There is a force that works against the dynamic identified by Tainter: the process of innovation, derived from a combination of human ingenuity and the liberty that gives it expression and encourages it. The innovative process, spurred by the challenges that arise when society reaches a natural limit, may open up ways of pushing that limit further out and so checking or reversing the breakdown.
Since 1300, the world has experienced two major episodes of civilizational crisis on a global scale. In the 14th century, the Black Death killed around 40 percent of the population of Eurasia, urban life went into decline in many places, there was a dramatic slump in long-distance trade, and the level of political unrest and war rose dramatically all over the Old World. In the 17th century, the Little Ice Age helped produce popular rebellions from the Atlantic to the Pacific, culminating in violent revolutions in 1648–49 in almost every part of Europe—and sometimes beyond. Again, there was a severe economic slowdown and a global decline of long-distance trade. But on both occasions, although the damage was considerable, human civilization survived in all parts of the world.

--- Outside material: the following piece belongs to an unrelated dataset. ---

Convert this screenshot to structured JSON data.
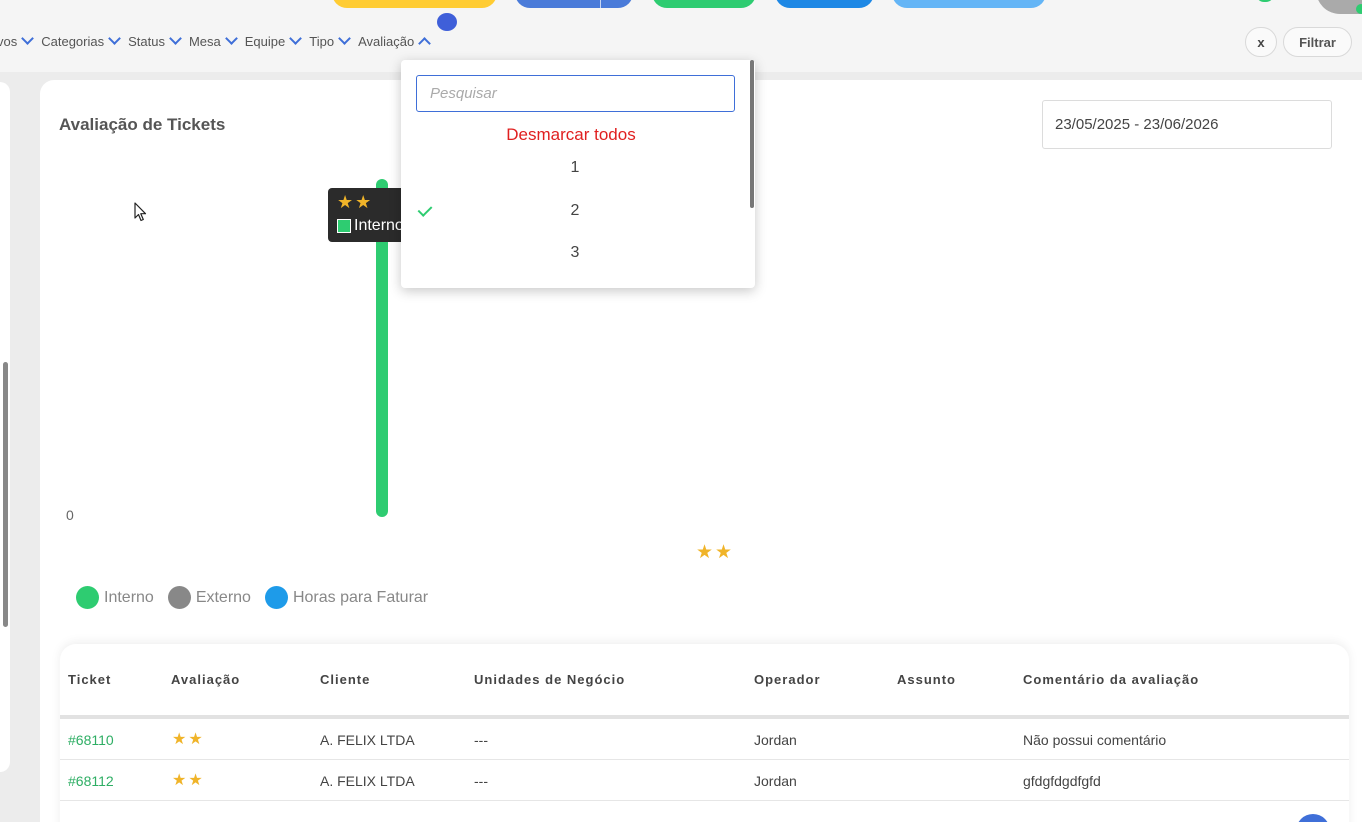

Since the middle of the 18th century, the world has pushed up against natural limits several times. It happened in the period from the 1770s through the first decade of the 1800s, it happened in the period from the later 1840s through the 1860s, and it happened at the turn of the 20th century. These were all times when an existing level of technology began to reach the limit of complexity it could sustain, leading to economic and political breakdowns. On each of these occasions there was a major crisis, marked by the classic signs of systemic stress and collapse, but the outcome was not a collapse. In the modern world, unlike most pre-modern eras, each crisis has led to a breakthrough to a higher level of complexity, as the resource limit is pushed back.

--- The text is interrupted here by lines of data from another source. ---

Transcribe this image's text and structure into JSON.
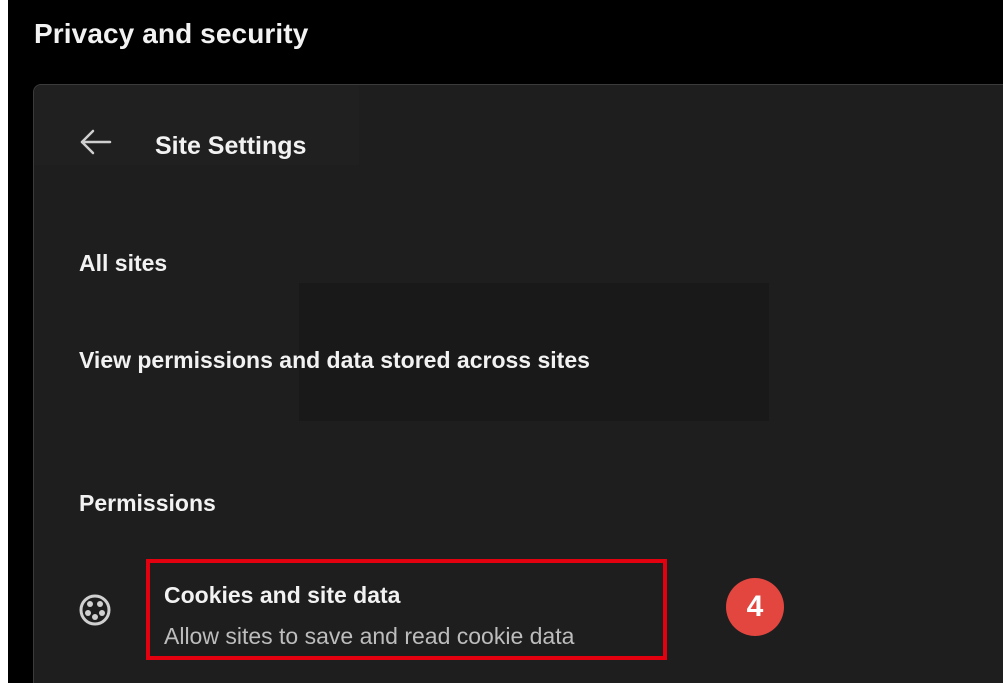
{
  "header": {
    "title": "Privacy and security"
  },
  "site_settings": {
    "back_icon": "arrow-left-icon",
    "title": "Site Settings",
    "all_sites_label": "All sites",
    "view_permissions_label": "View permissions and data stored across sites",
    "permissions_heading": "Permissions",
    "cookies": {
      "icon": "cookie-icon",
      "title": "Cookies and site data",
      "description": "Allow sites to save and read cookie data"
    }
  },
  "annotation": {
    "step_number": "4",
    "highlight_color": "#e3000f",
    "badge_color": "#e2463f"
  },
  "colors": {
    "background": "#000000",
    "card": "#1e1e1e",
    "text_primary": "#f2f2f2",
    "text_secondary": "#bdbdbd"
  }
}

It seems very likely that we are experiencing another instance of this phenomenon. We certainly see many signs of a crisis of complexity. This probably explains the current popular fascination with novels, movies, TV shows, comic books, and video games centering on the breakdown of civilization, with the precipitating disasters ranging from plagues to asteroid impacts to nuclear war to zombies. Alongside all this fiction is a flourishing prepper industry and subculture. This sort of apocalyptic thinking tends to lull and surge, and lately we've been experiencing the latter. I don't think that's a coincidence.

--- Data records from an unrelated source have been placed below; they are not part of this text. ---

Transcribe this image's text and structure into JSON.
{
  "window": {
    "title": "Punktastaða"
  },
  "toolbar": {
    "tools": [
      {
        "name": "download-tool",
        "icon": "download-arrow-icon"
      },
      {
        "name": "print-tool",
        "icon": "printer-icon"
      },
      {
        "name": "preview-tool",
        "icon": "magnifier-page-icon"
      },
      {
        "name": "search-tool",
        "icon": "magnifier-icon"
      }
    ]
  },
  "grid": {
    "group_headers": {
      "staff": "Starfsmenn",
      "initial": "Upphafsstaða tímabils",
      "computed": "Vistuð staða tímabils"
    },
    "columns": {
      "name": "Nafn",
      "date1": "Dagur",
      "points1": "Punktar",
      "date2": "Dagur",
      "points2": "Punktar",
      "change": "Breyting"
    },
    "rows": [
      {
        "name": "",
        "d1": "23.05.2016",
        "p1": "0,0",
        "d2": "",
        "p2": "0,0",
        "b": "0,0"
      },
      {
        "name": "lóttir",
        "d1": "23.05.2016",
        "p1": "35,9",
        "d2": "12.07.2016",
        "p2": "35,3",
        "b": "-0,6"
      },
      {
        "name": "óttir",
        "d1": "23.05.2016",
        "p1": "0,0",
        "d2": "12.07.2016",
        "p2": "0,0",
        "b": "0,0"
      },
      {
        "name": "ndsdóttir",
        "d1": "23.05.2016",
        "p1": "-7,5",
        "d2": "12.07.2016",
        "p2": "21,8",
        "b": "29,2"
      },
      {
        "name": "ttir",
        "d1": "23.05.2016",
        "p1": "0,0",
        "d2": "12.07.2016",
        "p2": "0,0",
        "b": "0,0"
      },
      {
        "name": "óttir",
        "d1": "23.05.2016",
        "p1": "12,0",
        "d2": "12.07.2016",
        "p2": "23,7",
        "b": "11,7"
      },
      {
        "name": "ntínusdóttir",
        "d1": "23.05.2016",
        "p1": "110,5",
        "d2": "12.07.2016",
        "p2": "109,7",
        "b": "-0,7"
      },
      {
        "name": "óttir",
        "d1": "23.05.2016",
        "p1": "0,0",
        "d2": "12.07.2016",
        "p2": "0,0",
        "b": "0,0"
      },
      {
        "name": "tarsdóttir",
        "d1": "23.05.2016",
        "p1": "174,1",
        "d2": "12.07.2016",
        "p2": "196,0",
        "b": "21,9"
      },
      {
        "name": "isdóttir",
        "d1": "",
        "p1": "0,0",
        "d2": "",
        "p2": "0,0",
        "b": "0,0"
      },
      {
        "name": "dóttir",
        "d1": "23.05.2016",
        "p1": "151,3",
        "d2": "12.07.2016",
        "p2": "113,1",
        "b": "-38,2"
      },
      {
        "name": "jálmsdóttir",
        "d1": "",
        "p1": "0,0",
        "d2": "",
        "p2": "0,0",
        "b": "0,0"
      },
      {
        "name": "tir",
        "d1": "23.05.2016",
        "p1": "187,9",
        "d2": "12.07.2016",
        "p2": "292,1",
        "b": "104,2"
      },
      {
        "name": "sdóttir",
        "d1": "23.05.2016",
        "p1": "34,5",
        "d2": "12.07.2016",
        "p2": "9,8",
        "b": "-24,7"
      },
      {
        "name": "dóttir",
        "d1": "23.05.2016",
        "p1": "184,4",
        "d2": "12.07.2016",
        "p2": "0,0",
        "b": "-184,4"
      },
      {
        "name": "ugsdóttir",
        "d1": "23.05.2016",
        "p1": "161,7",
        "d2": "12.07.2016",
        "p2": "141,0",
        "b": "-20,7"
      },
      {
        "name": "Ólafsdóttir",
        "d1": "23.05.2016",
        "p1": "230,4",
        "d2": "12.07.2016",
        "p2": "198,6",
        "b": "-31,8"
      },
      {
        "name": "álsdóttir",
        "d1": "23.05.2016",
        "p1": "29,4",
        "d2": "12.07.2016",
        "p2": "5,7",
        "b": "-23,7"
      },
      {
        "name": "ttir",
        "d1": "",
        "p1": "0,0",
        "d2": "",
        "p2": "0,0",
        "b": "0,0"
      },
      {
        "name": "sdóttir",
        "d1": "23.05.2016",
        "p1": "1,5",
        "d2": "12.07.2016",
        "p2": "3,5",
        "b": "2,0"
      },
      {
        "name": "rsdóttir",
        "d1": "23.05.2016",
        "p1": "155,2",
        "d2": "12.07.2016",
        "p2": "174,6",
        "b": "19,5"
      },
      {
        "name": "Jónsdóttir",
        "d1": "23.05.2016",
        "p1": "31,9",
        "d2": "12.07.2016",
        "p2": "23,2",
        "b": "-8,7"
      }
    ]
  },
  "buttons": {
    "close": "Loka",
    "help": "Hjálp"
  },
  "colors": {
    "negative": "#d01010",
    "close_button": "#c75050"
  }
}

A major pandemic is one of the classic markers of a civilizational crisis. All of our systems are being put through a stress test. We will discover which are resilient and robust, which are fragile and brittle, and which are actually antifragile—thriving on the breakdown of structures. Fortunately, by looking at the signs of systemic stress, we can observe that human ingenuity is producing technologies and ways of doing things that will very likely enable us to overcome this time of troubles. We may be facing challenges, perhaps lasting many years. But we should be confident that global civilization will overcome this, as it has before.